(Input data begins)

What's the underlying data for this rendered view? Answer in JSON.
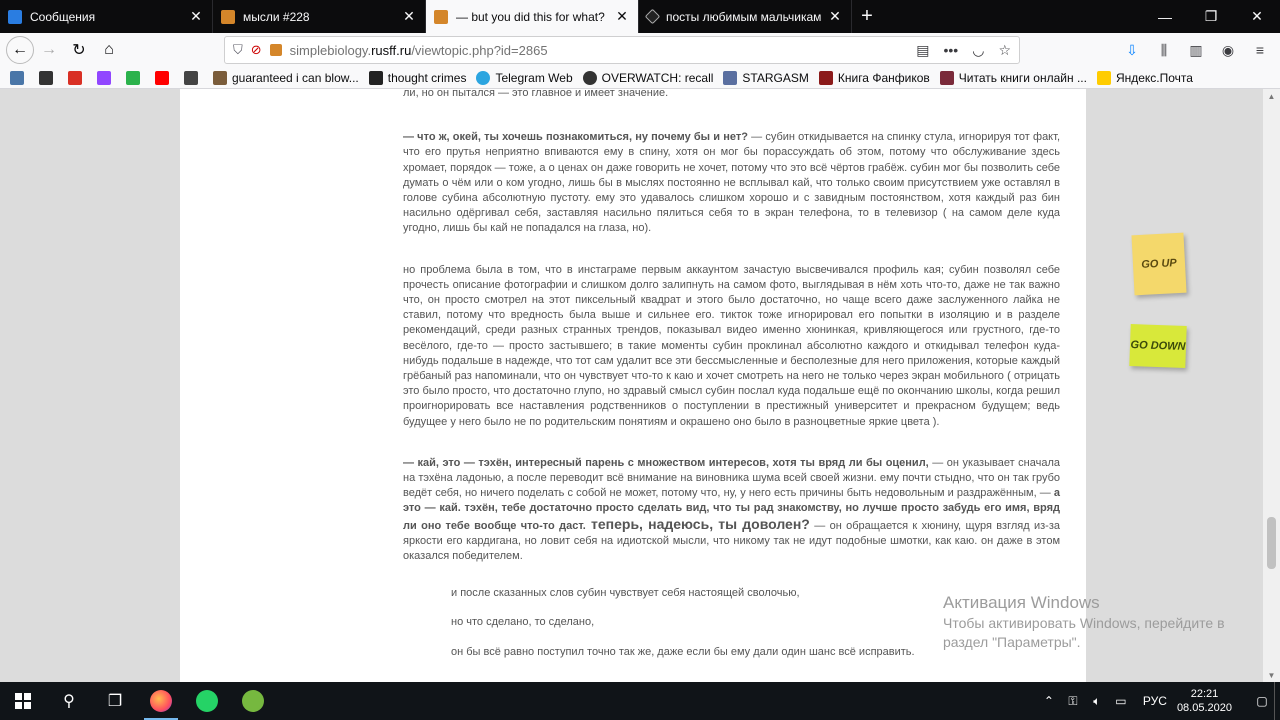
{
  "tabs": [
    {
      "title": "Сообщения",
      "favicon_color": "#2a7de1",
      "active": false
    },
    {
      "title": "мысли #228",
      "favicon_color": "#d4862a",
      "active": false
    },
    {
      "title": "— but you did this for what?",
      "favicon_color": "#d4862a",
      "active": true
    },
    {
      "title": "посты любимым мальчикам",
      "favicon_color": "#222222",
      "active": false
    }
  ],
  "navbar": {
    "url_prefix": "simplebiology.",
    "url_host": "rusff.ru",
    "url_path": "/viewtopic.php?id=2865"
  },
  "bookmarks": [
    {
      "label": "",
      "icon": "vk-icon",
      "color": "#4a76a8"
    },
    {
      "label": "",
      "icon": "bookmark-icon",
      "color": "#333333"
    },
    {
      "label": "",
      "icon": "gmail-icon",
      "color": "#d93025"
    },
    {
      "label": "",
      "icon": "twitch-icon",
      "color": "#9146ff"
    },
    {
      "label": "",
      "icon": "feedly-icon",
      "color": "#2bb24c"
    },
    {
      "label": "",
      "icon": "youtube-icon",
      "color": "#ff0000"
    },
    {
      "label": "",
      "icon": "photoshop-icon",
      "color": "#444444"
    },
    {
      "label": "guaranteed i can blow...",
      "icon": "image-icon",
      "color": "#7a5c3a"
    },
    {
      "label": "thought crimes",
      "icon": "image-icon",
      "color": "#222222"
    },
    {
      "label": "Telegram Web",
      "icon": "telegram-icon",
      "color": "#2ca5e0"
    },
    {
      "label": "OVERWATCH: recall",
      "icon": "overwatch-icon",
      "color": "#333333"
    },
    {
      "label": "STARGASM",
      "icon": "image-icon",
      "color": "#5a6fa0"
    },
    {
      "label": "Книга Фанфиков",
      "icon": "feather-icon",
      "color": "#8b1a1a"
    },
    {
      "label": "Читать книги онлайн ...",
      "icon": "book-icon",
      "color": "#7a2a3a"
    },
    {
      "label": "Яндекс.Почта",
      "icon": "mail-icon",
      "color": "#ffcc00"
    }
  ],
  "post": {
    "top_partial": "ли, но он пытался — это главное и имеет значение.",
    "p1_bold": "— что ж, окей, ты хочешь познакомиться, ну почему бы и нет?",
    "p1_text": " — субин откидывается на спинку стула, игнорируя тот факт, что его прутья неприятно впиваются ему в спину, хотя он мог бы порассуждать об этом, потому что обслуживание здесь хромает, порядок — тоже, а о ценах он даже говорить не хочет, потому что это всё чёртов грабёж. субин мог бы позволить себе думать о чём или о ком угодно, лишь бы в мыслях постоянно не всплывал кай, что только своим присутствием уже оставлял в голове субина абсолютную пустоту. ему это удавалось слишком хорошо и с завидным постоянством, хотя каждый раз бин насильно одёргивал себя, заставляя насильно пялиться себя то в экран телефона, то в телевизор ( на самом деле куда угодно, лишь бы кай не попадался на глаза, но).",
    "p2_text": "но проблема была в том, что в инстаграме первым аккаунтом зачастую высвечивался профиль кая; субин позволял себе прочесть описание фотографии и слишком долго залипнуть на самом фото, выглядывая в нём хоть что-то, даже не так важно что, он просто смотрел на этот пиксельный квадрат и этого было достаточно, но чаще всего даже заслуженного лайка не ставил, потому что вредность была выше и сильнее его. тикток тоже игнорировал его попытки в изоляцию и в разделе рекомендаций, среди разных странных трендов, показывал видео именно хюнинкая, кривляющегося или грустного, где-то весёлого, где-то — просто застывшего; в такие моменты субин проклинал абсолютно каждого и откидывал телефон куда-нибудь подальше в надежде, что тот сам удалит все эти бессмысленные и бесполезные для него приложения, которые каждый грёбаный раз напоминали, что он чувствует что-то к каю и хочет смотреть на него не только через экран мобильного ( отрицать это было просто, что достаточно глупо, но здравый смысл субин послал куда подальше ещё по окончанию школы, когда решил проигнорировать все наставления родственников о поступлении в престижный университет и прекрасном будущем; ведь будущее у него было не по родительским понятиям и окрашено оно было в разноцветные яркие цвета ).",
    "p3_bold1": "— кай, это — тэхён, интересный парень с множеством интересов, хотя ты вряд ли бы оценил,",
    "p3_text1": " — он указывает сначала на тэхёна ладонью, а после переводит всё внимание на виновника шума всей своей жизни. ему почти стыдно, что он так грубо ведёт себя, но ничего поделать с собой не может, потому что, ну, у него есть причины быть недовольным и раздражённым, — ",
    "p3_bold2": "а это — кай. тэхён, тебе достаточно просто сделать вид, что ты рад знакомству, но лучше просто забудь его имя, вряд ли оно тебе вообще что-то даст.",
    "p3_big": " теперь, надеюсь, ты доволен?",
    "p3_text2": " — он обращается к хюнину, щуря взгляд из-за яркости его кардигана, но ловит себя на идиотской мысли, что никому так не идут подобные шмотки, как каю. он даже в этом оказался победителем.",
    "line1": "и после сказанных слов субин чувствует себя настоящей сволочью,",
    "line2": "но что сделано, то сделано,",
    "line3": "он бы всё равно поступил точно так же, даже если бы ему дали один шанс всё исправить."
  },
  "sticky_up": "GO UP",
  "sticky_down": "GO DOWN",
  "activation": {
    "title": "Активация Windows",
    "text": "Чтобы активировать Windows, перейдите в раздел \"Параметры\"."
  },
  "taskbar": {
    "lang": "РУС",
    "time": "22:21",
    "date": "08.05.2020"
  }
}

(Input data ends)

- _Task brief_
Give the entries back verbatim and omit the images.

- _The completed task_
What's the underlying data for this rendered view? Answer in JSON.
{
  "tabs": [
    {
      "title": "Сообщения",
      "favicon_color": "#2a7de1",
      "active": false
    },
    {
      "title": "мысли #228",
      "favicon_color": "#d4862a",
      "active": false
    },
    {
      "title": "— but you did this for what?",
      "favicon_color": "#d4862a",
      "active": true
    },
    {
      "title": "посты любимым мальчикам",
      "favicon_color": "#222222",
      "active": false
    }
  ],
  "navbar": {
    "url_prefix": "simplebiology.",
    "url_host": "rusff.ru",
    "url_path": "/viewtopic.php?id=2865"
  },
  "bookmarks": [
    {
      "label": "",
      "icon": "vk-icon",
      "color": "#4a76a8"
    },
    {
      "label": "",
      "icon": "bookmark-icon",
      "color": "#333333"
    },
    {
      "label": "",
      "icon": "gmail-icon",
      "color": "#d93025"
    },
    {
      "label": "",
      "icon": "twitch-icon",
      "color": "#9146ff"
    },
    {
      "label": "",
      "icon": "feedly-icon",
      "color": "#2bb24c"
    },
    {
      "label": "",
      "icon": "youtube-icon",
      "color": "#ff0000"
    },
    {
      "label": "",
      "icon": "photoshop-icon",
      "color": "#444444"
    },
    {
      "label": "guaranteed i can blow...",
      "icon": "image-icon",
      "color": "#7a5c3a"
    },
    {
      "label": "thought crimes",
      "icon": "image-icon",
      "color": "#222222"
    },
    {
      "label": "Telegram Web",
      "icon": "telegram-icon",
      "color": "#2ca5e0"
    },
    {
      "label": "OVERWATCH: recall",
      "icon": "overwatch-icon",
      "color": "#333333"
    },
    {
      "label": "STARGASM",
      "icon": "image-icon",
      "color": "#5a6fa0"
    },
    {
      "label": "Книга Фанфиков",
      "icon": "feather-icon",
      "color": "#8b1a1a"
    },
    {
      "label": "Читать книги онлайн ...",
      "icon": "book-icon",
      "color": "#7a2a3a"
    },
    {
      "label": "Яндекс.Почта",
      "icon": "mail-icon",
      "color": "#ffcc00"
    }
  ],
  "post": {
    "top_partial": "ли, но он пытался — это главное и имеет значение.",
    "p1_bold": "— что ж, окей, ты хочешь познакомиться, ну почему бы и нет?",
    "p1_text": " — субин откидывается на спинку стула, игнорируя тот факт, что его прутья неприятно впиваются ему в спину, хотя он мог бы порассуждать об этом, потому что обслуживание здесь хромает, порядок — тоже, а о ценах он даже говорить не хочет, потому что это всё чёртов грабёж. субин мог бы позволить себе думать о чём или о ком угодно, лишь бы в мыслях постоянно не всплывал кай, что только своим присутствием уже оставлял в голове субина абсолютную пустоту. ему это удавалось слишком хорошо и с завидным постоянством, хотя каждый раз бин насильно одёргивал себя, заставляя насильно пялиться себя то в экран телефона, то в телевизор ( на самом деле куда угодно, лишь бы кай не попадался на глаза, но).",
    "p2_text": "но проблема была в том, что в инстаграме первым аккаунтом зачастую высвечивался профиль кая; субин позволял себе прочесть описание фотографии и слишком долго залипнуть на самом фото, выглядывая в нём хоть что-то, даже не так важно что, он просто смотрел на этот пиксельный квадрат и этого было достаточно, но чаще всего даже заслуженного лайка не ставил, потому что вредность была выше и сильнее его. тикток тоже игнорировал его попытки в изоляцию и в разделе рекомендаций, среди разных странных трендов, показывал видео именно хюнинкая, кривляющегося или грустного, где-то весёлого, где-то — просто застывшего; в такие моменты субин проклинал абсолютно каждого и откидывал телефон куда-нибудь подальше в надежде, что тот сам удалит все эти бессмысленные и бесполезные для него приложения, которые каждый грёбаный раз напоминали, что он чувствует что-то к каю и хочет смотреть на него не только через экран мобильного ( отрицать это было просто, что достаточно глупо, но здравый смысл субин послал куда подальше ещё по окончанию школы, когда решил проигнорировать все наставления родственников о поступлении в престижный университет и прекрасном будущем; ведь будущее у него было не по родительским понятиям и окрашено оно было в разноцветные яркие цвета ).",
    "p3_bold1": "— кай, это — тэхён, интересный парень с множеством интересов, хотя ты вряд ли бы оценил,",
    "p3_text1": " — он указывает сначала на тэхёна ладонью, а после переводит всё внимание на виновника шума всей своей жизни. ему почти стыдно, что он так грубо ведёт себя, но ничего поделать с собой не может, потому что, ну, у него есть причины быть недовольным и раздражённым, — ",
    "p3_bold2": "а это — кай. тэхён, тебе достаточно просто сделать вид, что ты рад знакомству, но лучше просто забудь его имя, вряд ли оно тебе вообще что-то даст.",
    "p3_big": " теперь, надеюсь, ты доволен?",
    "p3_text2": " — он обращается к хюнину, щуря взгляд из-за яркости его кардигана, но ловит себя на идиотской мысли, что никому так не идут подобные шмотки, как каю. он даже в этом оказался победителем.",
    "line1": "и после сказанных слов субин чувствует себя настоящей сволочью,",
    "line2": "но что сделано, то сделано,",
    "line3": "он бы всё равно поступил точно так же, даже если бы ему дали один шанс всё исправить."
  },
  "sticky_up": "GO UP",
  "sticky_down": "GO DOWN",
  "activation": {
    "title": "Активация Windows",
    "text": "Чтобы активировать Windows, перейдите в раздел \"Параметры\"."
  },
  "taskbar": {
    "lang": "РУС",
    "time": "22:21",
    "date": "08.05.2020"
  }
}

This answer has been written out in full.